Balance precision and conciseness, and avoid writing that sounds scientific but
is not in a natural voice. For example, “The training of the starling’s
discrimination ability was accomplished through operant conditioning” is a
deeply obfuscated way of saying, “Starlings learned to discriminate between
songs through operant conditioning”. For more information, check out these
useful guidelines on sentence structure in scientific writing.
- Clear and concise writing (30%)
- (best) Text is concise, easy to read, free of spelling and grammatical
mistakes, and contains necessary details with little extraneous material
- (good) Text is clear and contains necessary information, but also
extraneous details or verbiage
- (heading the right direction) Text has deficiencies in organization,
content, and is sometimes difficult to follow
- (needs work) Text is often difficult to follow or is missing important information
- (poor) Numerous grammatical and spelling errors that severely impede communication
- Figure design (30%)
- (best) Figures are aesthetically pleasing and convey data effectively.
Colors, line and point styles, and text all work together.
- (good) Figures convey data effectively, but with aesthetic choices that
reduce legibility or that obscure the main point of the graph
- (heading in the right direction) Figures are generally correct but have some
missing elements or poor design choices (colors or symbols that are
difficult to tell apart, overly heavy or light lines, crowding, illegibly
- (needs work) Figures contain the correct data, but presented incorrectly or
without sufficient information to determine what is being shown

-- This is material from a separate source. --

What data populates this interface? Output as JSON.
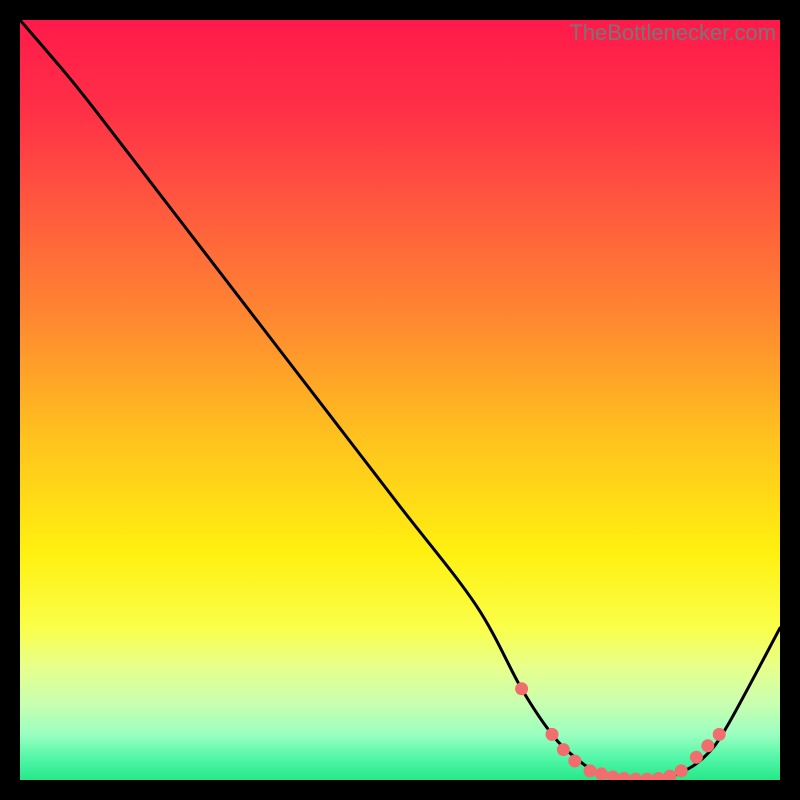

- (poor) Figure does not contain the correct data
- Experimental design and content (25%)
- Hypotheses are clearly stated
- Hypotheses make sense and satisfy instructions
- Predictions follow clearly from hypotheses
- Predictions are testable
- Tests match predictions
- Results presented address hypotheses and predictions
- Unanticipated results or problems with methodology are described
- Format and organization (20%)
- text within sections is logically organized and flows from paragraph to paragraph
- sections are clearly titled and in the correct order
- adheres to length, font, and other guidelines
- figures have captions and are appropriately referenced in the text